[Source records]
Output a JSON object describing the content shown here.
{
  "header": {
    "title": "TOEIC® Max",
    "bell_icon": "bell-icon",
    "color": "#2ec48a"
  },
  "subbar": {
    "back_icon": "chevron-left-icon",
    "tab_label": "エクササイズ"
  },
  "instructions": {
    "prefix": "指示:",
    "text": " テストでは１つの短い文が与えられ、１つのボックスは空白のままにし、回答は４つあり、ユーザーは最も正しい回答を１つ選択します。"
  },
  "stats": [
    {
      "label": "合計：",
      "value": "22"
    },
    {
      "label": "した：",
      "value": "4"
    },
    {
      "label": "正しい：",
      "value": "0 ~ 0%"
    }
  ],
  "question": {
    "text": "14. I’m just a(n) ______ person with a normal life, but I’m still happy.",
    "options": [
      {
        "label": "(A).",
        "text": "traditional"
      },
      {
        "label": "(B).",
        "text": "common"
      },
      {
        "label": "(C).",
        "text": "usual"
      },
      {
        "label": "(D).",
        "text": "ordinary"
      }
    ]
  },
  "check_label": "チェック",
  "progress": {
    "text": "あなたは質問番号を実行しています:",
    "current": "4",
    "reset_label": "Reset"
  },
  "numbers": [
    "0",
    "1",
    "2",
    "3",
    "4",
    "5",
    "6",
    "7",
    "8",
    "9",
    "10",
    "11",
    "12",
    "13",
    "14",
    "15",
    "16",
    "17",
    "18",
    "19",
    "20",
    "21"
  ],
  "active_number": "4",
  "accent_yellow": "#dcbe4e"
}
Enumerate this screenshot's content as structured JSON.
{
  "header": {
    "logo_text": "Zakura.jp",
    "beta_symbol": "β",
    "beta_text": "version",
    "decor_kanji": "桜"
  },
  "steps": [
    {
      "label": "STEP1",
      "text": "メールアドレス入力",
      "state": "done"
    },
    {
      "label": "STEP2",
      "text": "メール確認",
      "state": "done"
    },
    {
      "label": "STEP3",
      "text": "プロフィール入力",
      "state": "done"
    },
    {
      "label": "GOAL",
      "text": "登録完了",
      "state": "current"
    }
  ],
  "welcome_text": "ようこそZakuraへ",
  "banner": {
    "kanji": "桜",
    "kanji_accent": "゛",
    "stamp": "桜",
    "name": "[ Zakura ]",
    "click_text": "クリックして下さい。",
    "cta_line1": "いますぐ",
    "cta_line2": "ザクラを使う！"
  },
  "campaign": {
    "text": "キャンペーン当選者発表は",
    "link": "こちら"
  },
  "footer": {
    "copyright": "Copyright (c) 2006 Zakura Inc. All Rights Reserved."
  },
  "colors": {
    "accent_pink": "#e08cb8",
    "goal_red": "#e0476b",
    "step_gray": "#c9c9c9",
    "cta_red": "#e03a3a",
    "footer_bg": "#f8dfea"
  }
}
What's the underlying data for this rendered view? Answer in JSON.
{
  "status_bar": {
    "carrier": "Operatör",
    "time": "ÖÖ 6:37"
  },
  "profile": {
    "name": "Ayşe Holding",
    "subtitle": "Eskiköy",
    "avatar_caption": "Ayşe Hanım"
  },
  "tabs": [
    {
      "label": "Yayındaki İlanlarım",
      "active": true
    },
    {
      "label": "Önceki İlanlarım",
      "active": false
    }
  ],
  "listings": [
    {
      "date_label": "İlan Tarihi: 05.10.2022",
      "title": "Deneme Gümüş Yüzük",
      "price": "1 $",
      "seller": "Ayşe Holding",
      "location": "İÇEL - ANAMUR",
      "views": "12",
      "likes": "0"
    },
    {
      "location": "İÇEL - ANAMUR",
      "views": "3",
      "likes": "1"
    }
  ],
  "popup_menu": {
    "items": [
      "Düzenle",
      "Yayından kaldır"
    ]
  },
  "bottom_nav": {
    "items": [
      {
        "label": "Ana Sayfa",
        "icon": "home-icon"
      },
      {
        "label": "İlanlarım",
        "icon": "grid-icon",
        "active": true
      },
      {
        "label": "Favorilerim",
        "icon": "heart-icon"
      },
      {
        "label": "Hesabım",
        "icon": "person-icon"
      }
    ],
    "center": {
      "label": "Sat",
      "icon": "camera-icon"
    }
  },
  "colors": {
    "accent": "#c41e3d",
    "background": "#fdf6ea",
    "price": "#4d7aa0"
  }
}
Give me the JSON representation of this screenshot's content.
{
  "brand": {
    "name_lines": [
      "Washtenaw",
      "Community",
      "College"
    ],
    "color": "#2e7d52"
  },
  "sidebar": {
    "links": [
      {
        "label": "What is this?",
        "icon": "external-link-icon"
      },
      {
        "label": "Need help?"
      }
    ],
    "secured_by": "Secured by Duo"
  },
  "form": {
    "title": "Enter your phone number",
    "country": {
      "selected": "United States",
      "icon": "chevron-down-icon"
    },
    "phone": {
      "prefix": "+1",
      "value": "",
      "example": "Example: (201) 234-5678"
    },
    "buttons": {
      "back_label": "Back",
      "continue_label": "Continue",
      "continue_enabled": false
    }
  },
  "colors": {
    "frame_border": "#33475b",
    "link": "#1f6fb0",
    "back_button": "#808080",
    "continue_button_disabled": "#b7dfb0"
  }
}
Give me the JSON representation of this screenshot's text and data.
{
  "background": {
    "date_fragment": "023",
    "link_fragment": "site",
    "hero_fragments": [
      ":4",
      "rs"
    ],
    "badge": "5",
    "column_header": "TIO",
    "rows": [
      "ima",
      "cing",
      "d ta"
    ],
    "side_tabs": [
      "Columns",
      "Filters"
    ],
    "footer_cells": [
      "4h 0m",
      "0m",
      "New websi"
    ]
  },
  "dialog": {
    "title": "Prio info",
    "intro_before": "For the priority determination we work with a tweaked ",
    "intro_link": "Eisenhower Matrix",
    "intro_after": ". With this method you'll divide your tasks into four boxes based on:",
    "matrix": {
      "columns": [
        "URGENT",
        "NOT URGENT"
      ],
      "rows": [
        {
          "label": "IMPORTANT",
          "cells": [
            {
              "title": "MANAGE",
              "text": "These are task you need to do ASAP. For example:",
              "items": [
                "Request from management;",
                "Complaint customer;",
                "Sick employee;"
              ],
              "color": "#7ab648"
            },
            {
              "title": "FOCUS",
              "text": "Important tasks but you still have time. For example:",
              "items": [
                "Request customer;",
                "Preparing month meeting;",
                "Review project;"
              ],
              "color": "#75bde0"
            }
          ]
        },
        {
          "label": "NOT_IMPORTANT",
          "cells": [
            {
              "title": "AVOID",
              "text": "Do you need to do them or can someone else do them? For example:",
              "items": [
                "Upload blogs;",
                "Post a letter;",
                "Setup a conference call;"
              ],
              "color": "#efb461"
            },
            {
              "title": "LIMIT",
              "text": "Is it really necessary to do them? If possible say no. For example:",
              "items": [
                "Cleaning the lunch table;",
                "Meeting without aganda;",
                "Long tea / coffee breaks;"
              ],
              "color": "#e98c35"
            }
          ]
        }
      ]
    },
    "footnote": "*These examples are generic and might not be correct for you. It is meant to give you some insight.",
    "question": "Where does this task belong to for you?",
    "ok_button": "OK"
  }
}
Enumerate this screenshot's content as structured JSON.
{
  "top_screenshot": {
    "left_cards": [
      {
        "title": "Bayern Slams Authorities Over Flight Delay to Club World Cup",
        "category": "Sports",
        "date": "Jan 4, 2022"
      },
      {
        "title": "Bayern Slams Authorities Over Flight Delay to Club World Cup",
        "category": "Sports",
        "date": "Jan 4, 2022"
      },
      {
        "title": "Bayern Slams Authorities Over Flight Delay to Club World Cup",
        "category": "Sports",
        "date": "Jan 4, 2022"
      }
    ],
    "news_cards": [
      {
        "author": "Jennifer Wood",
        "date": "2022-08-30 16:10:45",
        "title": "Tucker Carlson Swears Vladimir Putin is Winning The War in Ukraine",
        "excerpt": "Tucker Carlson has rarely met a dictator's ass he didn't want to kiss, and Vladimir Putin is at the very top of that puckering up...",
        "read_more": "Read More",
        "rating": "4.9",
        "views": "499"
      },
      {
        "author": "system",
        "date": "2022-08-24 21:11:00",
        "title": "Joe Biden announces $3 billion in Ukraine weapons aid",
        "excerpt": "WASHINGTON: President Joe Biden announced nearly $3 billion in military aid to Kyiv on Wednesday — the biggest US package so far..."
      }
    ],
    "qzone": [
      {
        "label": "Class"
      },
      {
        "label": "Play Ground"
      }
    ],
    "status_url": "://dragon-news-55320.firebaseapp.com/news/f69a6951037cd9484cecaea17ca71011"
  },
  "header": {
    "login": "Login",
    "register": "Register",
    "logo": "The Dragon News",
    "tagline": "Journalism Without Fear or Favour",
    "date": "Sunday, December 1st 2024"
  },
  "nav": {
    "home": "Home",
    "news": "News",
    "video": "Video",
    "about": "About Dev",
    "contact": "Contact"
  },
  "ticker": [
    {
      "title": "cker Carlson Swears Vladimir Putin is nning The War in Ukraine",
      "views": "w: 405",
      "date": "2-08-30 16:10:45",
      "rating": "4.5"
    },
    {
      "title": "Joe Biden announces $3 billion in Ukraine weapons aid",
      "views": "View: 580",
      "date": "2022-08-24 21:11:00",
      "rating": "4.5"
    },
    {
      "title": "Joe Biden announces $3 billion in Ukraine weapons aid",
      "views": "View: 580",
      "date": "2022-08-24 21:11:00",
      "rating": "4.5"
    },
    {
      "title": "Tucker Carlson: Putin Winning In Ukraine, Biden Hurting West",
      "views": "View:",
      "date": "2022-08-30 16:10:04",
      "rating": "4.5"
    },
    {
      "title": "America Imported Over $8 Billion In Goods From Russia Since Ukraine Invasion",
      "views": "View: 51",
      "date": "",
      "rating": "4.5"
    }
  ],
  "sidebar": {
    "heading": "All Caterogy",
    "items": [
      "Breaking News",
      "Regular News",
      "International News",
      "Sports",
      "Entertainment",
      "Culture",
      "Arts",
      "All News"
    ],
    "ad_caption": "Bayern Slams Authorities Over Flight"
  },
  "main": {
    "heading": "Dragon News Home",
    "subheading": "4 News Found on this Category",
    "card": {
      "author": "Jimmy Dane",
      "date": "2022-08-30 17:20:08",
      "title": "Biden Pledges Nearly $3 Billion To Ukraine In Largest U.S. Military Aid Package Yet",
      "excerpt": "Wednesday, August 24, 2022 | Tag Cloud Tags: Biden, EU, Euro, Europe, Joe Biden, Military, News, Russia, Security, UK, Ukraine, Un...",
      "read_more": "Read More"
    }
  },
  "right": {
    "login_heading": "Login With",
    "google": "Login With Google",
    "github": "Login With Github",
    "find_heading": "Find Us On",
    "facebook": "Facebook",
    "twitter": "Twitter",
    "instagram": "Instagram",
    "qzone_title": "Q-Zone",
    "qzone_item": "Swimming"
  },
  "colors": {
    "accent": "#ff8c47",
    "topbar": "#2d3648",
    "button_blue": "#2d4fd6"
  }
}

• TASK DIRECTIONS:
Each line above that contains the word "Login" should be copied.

• TASK ANSWER:
    "login": "Login",
    "login_heading": "Login With",
    "google": "Login With Google",
    "github": "Login With Github",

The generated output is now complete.